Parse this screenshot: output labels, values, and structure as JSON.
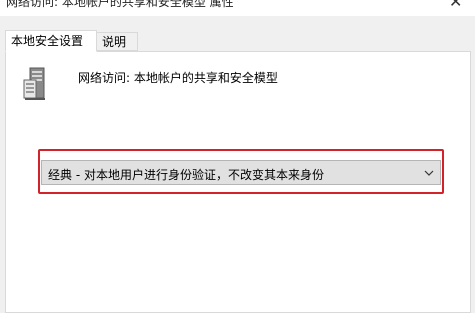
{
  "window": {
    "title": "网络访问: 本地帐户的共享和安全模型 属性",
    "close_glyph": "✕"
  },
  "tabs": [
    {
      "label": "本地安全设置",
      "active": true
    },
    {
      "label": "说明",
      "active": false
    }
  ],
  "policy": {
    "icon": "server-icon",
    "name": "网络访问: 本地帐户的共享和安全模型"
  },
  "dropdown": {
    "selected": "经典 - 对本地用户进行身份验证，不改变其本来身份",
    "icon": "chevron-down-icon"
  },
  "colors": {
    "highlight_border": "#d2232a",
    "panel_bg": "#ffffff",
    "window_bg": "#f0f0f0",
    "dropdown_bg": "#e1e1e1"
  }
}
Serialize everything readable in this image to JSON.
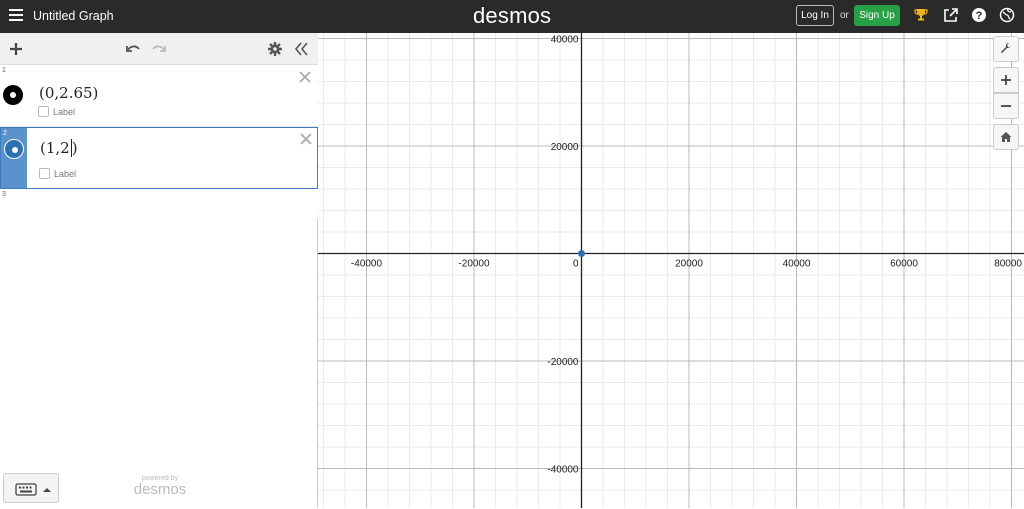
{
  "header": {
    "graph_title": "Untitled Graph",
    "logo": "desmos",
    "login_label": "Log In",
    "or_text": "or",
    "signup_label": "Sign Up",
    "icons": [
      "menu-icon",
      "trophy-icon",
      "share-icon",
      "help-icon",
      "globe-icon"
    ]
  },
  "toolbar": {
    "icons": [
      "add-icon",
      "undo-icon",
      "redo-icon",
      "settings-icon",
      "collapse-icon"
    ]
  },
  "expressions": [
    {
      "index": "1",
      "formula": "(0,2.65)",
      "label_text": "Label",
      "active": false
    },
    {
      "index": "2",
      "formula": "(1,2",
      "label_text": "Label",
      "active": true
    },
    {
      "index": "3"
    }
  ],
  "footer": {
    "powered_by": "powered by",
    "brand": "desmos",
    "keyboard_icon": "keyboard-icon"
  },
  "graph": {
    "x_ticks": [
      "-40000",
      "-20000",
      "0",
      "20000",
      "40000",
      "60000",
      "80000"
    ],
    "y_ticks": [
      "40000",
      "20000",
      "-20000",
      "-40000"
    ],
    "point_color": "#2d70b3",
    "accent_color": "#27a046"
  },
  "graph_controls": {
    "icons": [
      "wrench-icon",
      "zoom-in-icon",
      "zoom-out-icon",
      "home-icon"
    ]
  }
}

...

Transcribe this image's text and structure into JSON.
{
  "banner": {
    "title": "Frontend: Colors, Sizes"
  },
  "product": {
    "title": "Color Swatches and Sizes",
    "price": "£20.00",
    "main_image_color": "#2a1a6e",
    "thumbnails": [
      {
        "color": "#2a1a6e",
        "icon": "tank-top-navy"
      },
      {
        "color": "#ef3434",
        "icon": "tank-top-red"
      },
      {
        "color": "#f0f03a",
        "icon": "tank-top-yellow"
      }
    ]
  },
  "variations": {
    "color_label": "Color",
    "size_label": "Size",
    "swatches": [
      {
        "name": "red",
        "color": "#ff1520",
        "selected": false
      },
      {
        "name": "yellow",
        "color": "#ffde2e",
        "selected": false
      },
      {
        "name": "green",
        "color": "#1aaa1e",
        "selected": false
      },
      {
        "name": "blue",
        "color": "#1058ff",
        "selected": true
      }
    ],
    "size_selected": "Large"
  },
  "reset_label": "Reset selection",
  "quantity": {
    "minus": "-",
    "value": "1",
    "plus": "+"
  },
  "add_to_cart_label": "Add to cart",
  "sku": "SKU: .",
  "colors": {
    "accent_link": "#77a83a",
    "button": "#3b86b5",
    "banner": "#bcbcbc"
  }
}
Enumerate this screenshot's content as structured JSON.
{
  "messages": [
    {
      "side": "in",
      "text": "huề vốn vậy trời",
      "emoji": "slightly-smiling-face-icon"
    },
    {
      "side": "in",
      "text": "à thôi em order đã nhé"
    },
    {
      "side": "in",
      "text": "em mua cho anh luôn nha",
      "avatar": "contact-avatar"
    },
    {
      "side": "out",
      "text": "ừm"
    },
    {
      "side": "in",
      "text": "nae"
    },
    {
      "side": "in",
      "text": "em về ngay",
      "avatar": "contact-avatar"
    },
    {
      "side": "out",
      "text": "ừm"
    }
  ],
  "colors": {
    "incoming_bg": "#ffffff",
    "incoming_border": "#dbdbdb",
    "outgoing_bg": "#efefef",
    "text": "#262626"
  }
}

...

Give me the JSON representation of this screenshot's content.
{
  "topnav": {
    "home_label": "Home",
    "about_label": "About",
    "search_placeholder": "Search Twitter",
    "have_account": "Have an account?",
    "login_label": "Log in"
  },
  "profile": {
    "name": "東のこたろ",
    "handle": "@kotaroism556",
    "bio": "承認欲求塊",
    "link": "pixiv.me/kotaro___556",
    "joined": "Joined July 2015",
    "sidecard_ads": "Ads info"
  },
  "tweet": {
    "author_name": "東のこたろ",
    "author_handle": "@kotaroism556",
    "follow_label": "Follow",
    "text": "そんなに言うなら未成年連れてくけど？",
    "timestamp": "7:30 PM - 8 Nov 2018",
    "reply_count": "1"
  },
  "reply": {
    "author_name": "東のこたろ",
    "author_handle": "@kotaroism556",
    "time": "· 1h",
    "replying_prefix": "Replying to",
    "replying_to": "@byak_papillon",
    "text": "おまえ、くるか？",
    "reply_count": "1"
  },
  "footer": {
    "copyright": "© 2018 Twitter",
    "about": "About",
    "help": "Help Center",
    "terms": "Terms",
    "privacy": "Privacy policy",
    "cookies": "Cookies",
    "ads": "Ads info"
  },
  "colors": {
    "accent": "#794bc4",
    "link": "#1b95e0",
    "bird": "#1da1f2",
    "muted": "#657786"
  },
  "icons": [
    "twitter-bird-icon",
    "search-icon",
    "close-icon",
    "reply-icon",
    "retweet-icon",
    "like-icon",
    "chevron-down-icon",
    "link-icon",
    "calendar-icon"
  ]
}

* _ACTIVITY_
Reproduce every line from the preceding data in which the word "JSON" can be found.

* _WORKED SOLUTION_
Parse this screenshot: output labels, values, and structure as JSON.
Serialize everything readable in this image to JSON.
Transcribe this image's text and structure into JSON.
Enumerate this screenshot's content as structured JSON.
Give me the JSON representation of this screenshot's content.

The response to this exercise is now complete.